Then, I arrive at work. I have enough leeway in my job and workspace that if I'm not actively taking calls from the minute I walk in, no-one objects, as long as I'm being productive. And first thing in the morning is when I do an initial sort through my email, look for anything new or pending that needs to be addressed immediately. Then, I log into my phone to let the system know I'm here. And I wait. Some days, a call comes through right away and I'm busy until my scheduled coffee (cocoa) break. Others, it's quiet and the phone doesn't ring for an hour. Either way, when I come back from lunch, I sort through my email again, handle anything that's come in or hit its due date, and call back as many people from my outgoing call list as I can before their offices close. From then until the end of the day tends to be fairly quiet; perhaps one call in the afternoon, but otherwise, I'm only there "just in case." Just in case a lot of people need to call in, need help, need me.

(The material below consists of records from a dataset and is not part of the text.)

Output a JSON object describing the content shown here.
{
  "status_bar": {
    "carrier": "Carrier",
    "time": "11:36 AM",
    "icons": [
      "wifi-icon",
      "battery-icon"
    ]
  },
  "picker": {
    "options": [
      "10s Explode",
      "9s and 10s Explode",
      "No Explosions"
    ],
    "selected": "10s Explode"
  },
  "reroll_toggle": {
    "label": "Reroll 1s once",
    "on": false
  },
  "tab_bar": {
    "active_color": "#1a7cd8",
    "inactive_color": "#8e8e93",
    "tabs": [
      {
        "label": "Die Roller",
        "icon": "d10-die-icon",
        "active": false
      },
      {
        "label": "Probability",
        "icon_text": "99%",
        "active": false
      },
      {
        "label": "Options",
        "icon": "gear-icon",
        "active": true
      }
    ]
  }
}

By the time I leave at 5:30, I'm exhausted more from the effort of trying to keep myself productive for the last 90 minutes after spending the first part of the day trying to find creative solutions for situations that were never foreseen. It's time to go home. Part of the week, I go home and have about an hour before I need to start dinner so that my fiance can eat when he gets home from his 12 hour shift. I usually spend that hour downloading the day's personal email and checking all of the blogs again to see if there's something new and interesting. I also make sure the cats are fed and petted.

So, looking over my usual schedule, my two biggest time monsters are work and web browsing. If I could just get rid of both of those, I'd have plenty of time and plenty of energy. But I'm rather fond of supporting myself, which lets out just giving up the job entirely, and web browsing is how I stay in contact with the world around me. There's a whole sub-thread I could go into there about my mother and her belief that it is Right and Proper for each voting individual to stay informed about the world so that we are part of the world, but that's a tangent I don't want to follow right now.

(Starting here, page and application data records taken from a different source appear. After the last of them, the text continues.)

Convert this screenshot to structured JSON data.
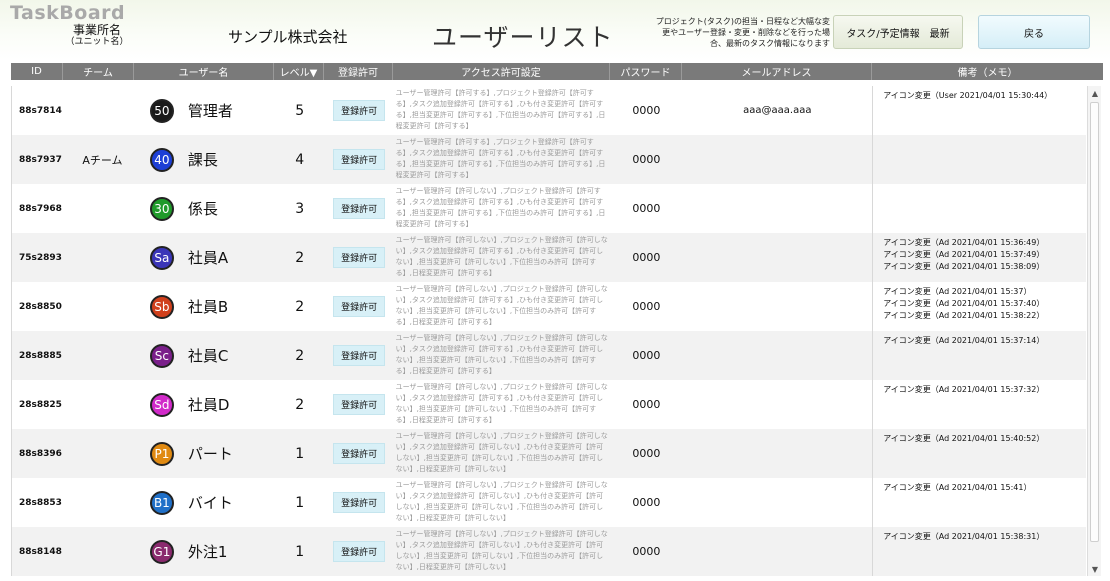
{
  "header": {
    "logo": "TaskBoard",
    "office_name": "事業所名",
    "office_unit": "（ユニット名）",
    "company": "サンプル株式会社",
    "title": "ユーザーリスト",
    "note": "プロジェクト(タスク)の担当・日程など大幅な変更やユーザー登録・変更・削除などを行った場合、最新のタスク情報になります",
    "refresh_button": "タスク/予定情報　最新",
    "back_button": "戻る"
  },
  "columns": [
    "ID",
    "チーム",
    "ユーザー名",
    "レベル▼",
    "登録許可",
    "アクセス許可設定",
    "パスワード",
    "メールアドレス",
    "備考（メモ）"
  ],
  "rows": [
    {
      "id": "88s7814",
      "team": "",
      "avatar": "50",
      "avatar_color": "#1a1a1a",
      "name": "管理者",
      "level": "5",
      "reg": "登録許可",
      "access": "ユーザー管理許可【許可する】,プロジェクト登録許可【許可する】,タスク追加登録許可【許可する】,ひも付き変更許可【許可する】,担当変更許可【許可する】,下位担当のみ許可【許可する】,日程変更許可【許可する】",
      "password": "0000",
      "email": "aaa@aaa.aaa",
      "memo": [
        "アイコン変更（User 2021/04/01 15:30:44）"
      ]
    },
    {
      "id": "88s7937",
      "team": "Aチーム",
      "avatar": "40",
      "avatar_color": "#1d3fd6",
      "name": "課長",
      "level": "4",
      "reg": "登録許可",
      "access": "ユーザー管理許可【許可する】,プロジェクト登録許可【許可する】,タスク追加登録許可【許可する】,ひも付き変更許可【許可する】,担当変更許可【許可する】,下位担当のみ許可【許可する】,日程変更許可【許可する】",
      "password": "0000",
      "email": "",
      "memo": []
    },
    {
      "id": "88s7968",
      "team": "",
      "avatar": "30",
      "avatar_color": "#1f9a2a",
      "name": "係長",
      "level": "3",
      "reg": "登録許可",
      "access": "ユーザー管理許可【許可しない】,プロジェクト登録許可【許可する】,タスク追加登録許可【許可する】,ひも付き変更許可【許可する】,担当変更許可【許可する】,下位担当のみ許可【許可する】,日程変更許可【許可する】",
      "password": "0000",
      "email": "",
      "memo": []
    },
    {
      "id": "75s2893",
      "team": "",
      "avatar": "Sa",
      "avatar_color": "#3a35b8",
      "name": "社員A",
      "level": "2",
      "reg": "登録許可",
      "access": "ユーザー管理許可【許可しない】,プロジェクト登録許可【許可しない】,タスク追加登録許可【許可する】,ひも付き変更許可【許可しない】,担当変更許可【許可しない】,下位担当のみ許可【許可する】,日程変更許可【許可する】",
      "password": "0000",
      "email": "",
      "memo": [
        "アイコン変更（Ad 2021/04/01 15:36:49）",
        "アイコン変更（Ad 2021/04/01 15:37:49）",
        "アイコン変更（Ad 2021/04/01 15:38:09）"
      ]
    },
    {
      "id": "28s8850",
      "team": "",
      "avatar": "Sb",
      "avatar_color": "#d0401c",
      "name": "社員B",
      "level": "2",
      "reg": "登録許可",
      "access": "ユーザー管理許可【許可しない】,プロジェクト登録許可【許可しない】,タスク追加登録許可【許可する】,ひも付き変更許可【許可しない】,担当変更許可【許可しない】,下位担当のみ許可【許可する】,日程変更許可【許可する】",
      "password": "0000",
      "email": "",
      "memo": [
        "アイコン変更（Ad 2021/04/01 15:37）",
        "アイコン変更（Ad 2021/04/01 15:37:40）",
        "アイコン変更（Ad 2021/04/01 15:38:22）"
      ]
    },
    {
      "id": "28s8885",
      "team": "",
      "avatar": "Sc",
      "avatar_color": "#7a1f8a",
      "name": "社員C",
      "level": "2",
      "reg": "登録許可",
      "access": "ユーザー管理許可【許可しない】,プロジェクト登録許可【許可しない】,タスク追加登録許可【許可する】,ひも付き変更許可【許可しない】,担当変更許可【許可しない】,下位担当のみ許可【許可する】,日程変更許可【許可する】",
      "password": "0000",
      "email": "",
      "memo": [
        "アイコン変更（Ad 2021/04/01 15:37:14）"
      ]
    },
    {
      "id": "28s8825",
      "team": "",
      "avatar": "Sd",
      "avatar_color": "#d12ac9",
      "name": "社員D",
      "level": "2",
      "reg": "登録許可",
      "access": "ユーザー管理許可【許可しない】,プロジェクト登録許可【許可しない】,タスク追加登録許可【許可する】,ひも付き変更許可【許可しない】,担当変更許可【許可しない】,下位担当のみ許可【許可する】,日程変更許可【許可する】",
      "password": "0000",
      "email": "",
      "memo": [
        "アイコン変更（Ad 2021/04/01 15:37:32）"
      ]
    },
    {
      "id": "88s8396",
      "team": "",
      "avatar": "P1",
      "avatar_color": "#e08a12",
      "name": "パート",
      "level": "1",
      "reg": "登録許可",
      "access": "ユーザー管理許可【許可しない】,プロジェクト登録許可【許可しない】,タスク追加登録許可【許可しない】,ひも付き変更許可【許可しない】,担当変更許可【許可しない】,下位担当のみ許可【許可しない】,日程変更許可【許可しない】",
      "password": "0000",
      "email": "",
      "memo": [
        "アイコン変更（Ad 2021/04/01 15:40:52）"
      ]
    },
    {
      "id": "28s8853",
      "team": "",
      "avatar": "B1",
      "avatar_color": "#2070c8",
      "name": "バイト",
      "level": "1",
      "reg": "登録許可",
      "access": "ユーザー管理許可【許可しない】,プロジェクト登録許可【許可しない】,タスク追加登録許可【許可しない】,ひも付き変更許可【許可しない】,担当変更許可【許可しない】,下位担当のみ許可【許可しない】,日程変更許可【許可しない】",
      "password": "0000",
      "email": "",
      "memo": [
        "アイコン変更（Ad 2021/04/01 15:41）"
      ]
    },
    {
      "id": "88s8148",
      "team": "",
      "avatar": "G1",
      "avatar_color": "#8a2a6e",
      "name": "外注1",
      "level": "1",
      "reg": "登録許可",
      "access": "ユーザー管理許可【許可しない】,プロジェクト登録許可【許可しない】,タスク追加登録許可【許可しない】,ひも付き変更許可【許可しない】,担当変更許可【許可しない】,下位担当のみ許可【許可しない】,日程変更許可【許可しない】",
      "password": "0000",
      "email": "",
      "memo": [
        "アイコン変更（Ad 2021/04/01 15:38:31）"
      ]
    }
  ],
  "scrollbar": {
    "up_icon": "chevron-up-icon",
    "down_icon": "chevron-down-icon"
  }
}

Add to the mix that I'm a photographer. My preferred subject is the natural world - of which there's pitiful little I can make photos of after 5:30 when I leave work. It's just now getting to where it's light enough to see my way to my car when I leave the office. So the hours after work which I could salvage by letting go of some of the blog reading, comment hunting, and web browsing really won't do me any good in terms of creating. It's the hours when there's light to paint with that I'd need to free up for that to help me create. Perhaps there some other way that I could use the night-time hours during the winter, when it's dark and dreary and there's very little that's attractive enough in Willamette Valley to photograph. We don't have many pretty winter landscapes, we have mud and rotting leaves and wet.

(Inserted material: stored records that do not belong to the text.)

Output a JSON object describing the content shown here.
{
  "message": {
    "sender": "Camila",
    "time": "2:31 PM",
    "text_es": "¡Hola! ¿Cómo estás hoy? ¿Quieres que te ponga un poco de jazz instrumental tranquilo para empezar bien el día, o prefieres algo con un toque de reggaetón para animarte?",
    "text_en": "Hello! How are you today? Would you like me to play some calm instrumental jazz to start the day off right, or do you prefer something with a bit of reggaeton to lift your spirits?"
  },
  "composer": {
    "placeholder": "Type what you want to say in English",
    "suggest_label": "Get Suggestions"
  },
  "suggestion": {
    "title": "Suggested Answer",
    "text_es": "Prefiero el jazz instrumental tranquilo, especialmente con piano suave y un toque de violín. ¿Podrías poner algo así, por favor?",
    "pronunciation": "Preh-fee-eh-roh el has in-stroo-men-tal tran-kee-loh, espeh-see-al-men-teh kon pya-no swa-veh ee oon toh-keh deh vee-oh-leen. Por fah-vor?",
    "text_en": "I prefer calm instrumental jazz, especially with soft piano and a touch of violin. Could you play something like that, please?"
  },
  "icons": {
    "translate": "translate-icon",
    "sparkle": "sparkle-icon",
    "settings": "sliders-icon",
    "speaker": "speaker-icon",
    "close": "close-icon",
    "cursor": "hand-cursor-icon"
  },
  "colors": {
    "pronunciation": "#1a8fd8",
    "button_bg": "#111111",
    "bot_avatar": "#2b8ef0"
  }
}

So, I guess, long story short, right now I don't feel like I have enough time because I'm working during the hours I'd rather be creating, and letting my time monsters eat up time outside of work because the conditions aren't perfect for doing what I yearn to do. I don't feel like I have enough energy because I'm such a morning person, and I spend my mornings working for someone else. I'd love to start my own business one of these days, selling photo products, but I dread and fear the business end (although there's parts of that I'd be good at) and I'm currently the primary income for my household and we need that right now. I believe so strongly in fairness that it infects my feminism - it's no more fair to ask my DH to take on the typical male role and be strong and sturdy and primary wage-earner than it would be for him to insist that I give up my dreams to be the typical housewife.

Ideal Day